6 Signs That It’s Time to Redesign Your Supply Chain Strategy
As the eCommerce industry continues to grow at an alarming rate, supply chain managers and logistics companies are rethinking their fulfillment strategies. In the fast-paced digital world, these companies need to do more with less, completing thousands of orders with less time to spare.
With Amazon raising consumer expectations for fast, timely deliveries, some logistics companies are struggling to keep up. According to Forbes, 44 percent of participating companies state that the Amazon effect is having a dramatic impact on their logistics, supply chain and transportation operations.
New supply chain technology, such as an automated warehouse system, the IoT and other digital tools, are changing the way the industry thinks about the supply chain. If your company has yet to implement this new technology or you’re starting to see cracks in the foundation of your services, it may be time to rethink your supply chain strategy. Here are six signs that your logistics company needs a facelift.
1. Items Regularly Go Missing
Every supply chain manager’s nightmare, losing products in your facility or along the supply chain can infuriate your customers and affect your bottom line. With so many products and SKUs to keep track of, this issue can crop up again and again for some logistics companies. Some companies even keep extra inventory on the shelf in case something goes missing.
Maybe these items are placed on the wrong shelf, sent to the wrong address or simply vanished into thin air, but you’ll never know unless you have a way of tracking individual products as they move through your supply chain. Attaching real-time GPS tracking devices to your products and packages helps you keep track of these items in real-time. Surprisingly enough, 46 percent of SMBs either don’t track inventory or use a manual method.
While some missing products may be a minor inconvenience, you could spoil a fruitful relationship with one of your clients if some of their products never make it to their destination.
2. You Can’t Find What You Need in Your Warehouse
Have you or one of your employees ever looked for products on the shelf only to come up empty-handed? Time is of the essence when it comes to filling orders and getting packages out the door. If your warehouse is disorganized, it may take your employees a while to find what they need. SKUs and labels may be missing, products may end up in the wrong bin or too many different products may be placed in the same container.
To speed up the fulfillment process, learn how to organize a warehouse in a way that makes sense for your business and your employees. Use stack racks to make the most of your warehouse space with individual shelves reserved for similar types of products. Use proper signage to help your employees find their way through your facility. If you’re putting too many items in the same bin, invest in industrial storage bins and nesting nodes to separate dissimilar items.
3. There’s No Buffer When Things Go Wrong
As a supply chain manager, you always need to be prepared for the worst. You may encounter an unexpected delay in your supply chain, such as one of your trucks getting stuck in transit or one of your suppliers falling behind on their order. But, then, one of your automatic pickers and stockers or your supply chain management software suddenly stops working, sending your entire warehouse into chaos.
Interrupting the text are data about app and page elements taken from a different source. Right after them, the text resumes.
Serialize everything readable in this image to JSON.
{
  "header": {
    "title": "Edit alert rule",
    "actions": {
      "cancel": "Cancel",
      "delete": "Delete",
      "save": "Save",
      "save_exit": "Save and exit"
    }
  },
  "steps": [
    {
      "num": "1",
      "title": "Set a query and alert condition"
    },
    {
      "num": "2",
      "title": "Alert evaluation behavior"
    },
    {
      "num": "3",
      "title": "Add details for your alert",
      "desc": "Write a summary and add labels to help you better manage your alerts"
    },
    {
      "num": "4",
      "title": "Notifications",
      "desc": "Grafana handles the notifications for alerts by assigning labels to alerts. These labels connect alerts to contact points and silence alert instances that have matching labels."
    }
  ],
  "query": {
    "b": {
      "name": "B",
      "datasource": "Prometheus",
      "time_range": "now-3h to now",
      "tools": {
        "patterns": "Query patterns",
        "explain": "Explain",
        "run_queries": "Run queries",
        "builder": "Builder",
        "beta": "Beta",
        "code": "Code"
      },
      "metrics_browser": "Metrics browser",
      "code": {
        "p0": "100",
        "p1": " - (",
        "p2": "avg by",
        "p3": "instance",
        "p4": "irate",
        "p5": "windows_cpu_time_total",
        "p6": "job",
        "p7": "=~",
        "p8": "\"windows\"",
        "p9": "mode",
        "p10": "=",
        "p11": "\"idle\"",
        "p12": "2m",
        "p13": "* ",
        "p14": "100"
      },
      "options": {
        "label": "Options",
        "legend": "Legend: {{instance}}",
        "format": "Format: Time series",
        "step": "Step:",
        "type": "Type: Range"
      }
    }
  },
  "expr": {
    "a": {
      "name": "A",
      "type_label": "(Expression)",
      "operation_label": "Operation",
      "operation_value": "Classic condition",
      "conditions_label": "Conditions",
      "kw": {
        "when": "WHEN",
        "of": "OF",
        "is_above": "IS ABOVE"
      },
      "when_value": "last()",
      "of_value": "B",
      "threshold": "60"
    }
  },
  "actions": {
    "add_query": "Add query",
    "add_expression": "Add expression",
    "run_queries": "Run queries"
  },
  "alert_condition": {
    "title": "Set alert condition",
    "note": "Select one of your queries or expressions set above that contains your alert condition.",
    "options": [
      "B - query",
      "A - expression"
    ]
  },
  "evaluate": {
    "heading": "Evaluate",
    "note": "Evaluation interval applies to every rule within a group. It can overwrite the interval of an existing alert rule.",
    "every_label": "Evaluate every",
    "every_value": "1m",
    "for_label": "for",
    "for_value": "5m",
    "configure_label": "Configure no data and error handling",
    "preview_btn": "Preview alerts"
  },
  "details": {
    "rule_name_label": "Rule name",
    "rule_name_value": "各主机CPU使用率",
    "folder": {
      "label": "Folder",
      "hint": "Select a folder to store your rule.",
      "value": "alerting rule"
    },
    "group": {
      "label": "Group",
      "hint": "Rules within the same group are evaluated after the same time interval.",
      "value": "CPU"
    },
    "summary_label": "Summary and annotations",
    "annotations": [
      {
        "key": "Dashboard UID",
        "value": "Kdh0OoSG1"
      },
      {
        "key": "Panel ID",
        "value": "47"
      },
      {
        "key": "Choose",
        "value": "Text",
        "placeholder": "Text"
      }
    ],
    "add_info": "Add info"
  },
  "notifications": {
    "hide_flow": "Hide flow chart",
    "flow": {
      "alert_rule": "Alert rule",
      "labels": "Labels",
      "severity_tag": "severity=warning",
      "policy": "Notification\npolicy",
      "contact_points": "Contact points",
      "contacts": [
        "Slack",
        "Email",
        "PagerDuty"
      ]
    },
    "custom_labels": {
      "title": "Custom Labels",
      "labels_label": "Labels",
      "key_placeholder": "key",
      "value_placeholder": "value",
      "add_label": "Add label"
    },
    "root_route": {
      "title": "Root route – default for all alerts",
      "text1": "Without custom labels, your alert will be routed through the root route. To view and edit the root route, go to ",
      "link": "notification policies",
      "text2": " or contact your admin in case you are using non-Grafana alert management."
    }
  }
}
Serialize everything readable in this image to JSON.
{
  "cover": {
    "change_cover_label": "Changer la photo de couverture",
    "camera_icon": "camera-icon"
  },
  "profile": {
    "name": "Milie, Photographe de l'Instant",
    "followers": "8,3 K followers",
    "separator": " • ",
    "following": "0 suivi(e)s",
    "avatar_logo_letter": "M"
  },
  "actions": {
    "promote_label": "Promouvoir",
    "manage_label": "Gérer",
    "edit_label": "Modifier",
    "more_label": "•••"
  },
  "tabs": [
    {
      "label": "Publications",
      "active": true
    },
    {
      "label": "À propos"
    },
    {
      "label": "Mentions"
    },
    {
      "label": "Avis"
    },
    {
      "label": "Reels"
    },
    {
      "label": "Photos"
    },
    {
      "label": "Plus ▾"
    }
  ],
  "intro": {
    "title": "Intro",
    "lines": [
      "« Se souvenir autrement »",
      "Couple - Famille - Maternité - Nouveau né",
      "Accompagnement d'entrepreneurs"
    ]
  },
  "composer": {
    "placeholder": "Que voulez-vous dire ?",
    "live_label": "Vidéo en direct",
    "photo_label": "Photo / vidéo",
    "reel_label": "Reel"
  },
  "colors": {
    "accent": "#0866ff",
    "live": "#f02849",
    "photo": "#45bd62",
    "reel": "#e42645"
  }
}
It may take you days or even weeks for things to get back to normal, leading to all kinds of costly delays and angry customers.
That’s why you need to pad your supply chain with plenty of buffers, so you’re not scrambling to fulfill orders when something goes wrong. Keep a backup of your supply chain management software so you can still monitor activity and get products out the door if you encounter some IT problems. Regularly maintain your equipment and keep a backup unit onsite in case one of these machines unexpectedly bites the dust. Train your employees to do things by hand in case you lose access to certain machines and automated tools.
4. Demand Is Growing Faster Than Your Logistics Team
With SKU proliferation on the rise, you and your team may find yourselves struggling to keep up with demand. Every time a new product gets released into the supply chain or your business takes on a new customer, your supply chain needs to ready for this surge in demand. You should always have a little extra room on the shelf for new products and more machines, vehicles and staff members to fulfill these extra orders.
If you take on a new client or new product without first making room in your supply chain, you could stretch your existing resources too far, resulting in delays and poor customer service. Collect data on your operations and use predictive analysis to anticipate future demand and staff your warehouse facility accordingly.
5. You Can’t Access Supply Chain Reports in Real-Time
If you’re not already using a supply chain management software program, now is the time. These programs keep you informed every step of the way, so you don’t have to wait around for the system to generate a report, which may be out-of-date by the time it hits your desk. From inventory levels to customer fulfillment rates, things are always changing in the supply chain business. Not having immediate access to this information can quickly derail your business, forcing you to react to these changes instead of being proactive with your operations.
6. Your Competitors Have Better Fill Rates
If your competitors regularly outdo your logistics company when it comes to fulfilling orders, timely delivery and keeping in-demand products in stock, you will eventually lose some of your customers. Incorporate the tips mentioned above into your supply chain strategy, so you don’t get left in the dust. Investing in the latest technology and organizing your warehouse will help you keep up with future demand. The e-commerce industry will only continue to grow, so start redesigning your strategy today if you want to stay competitive for years to come.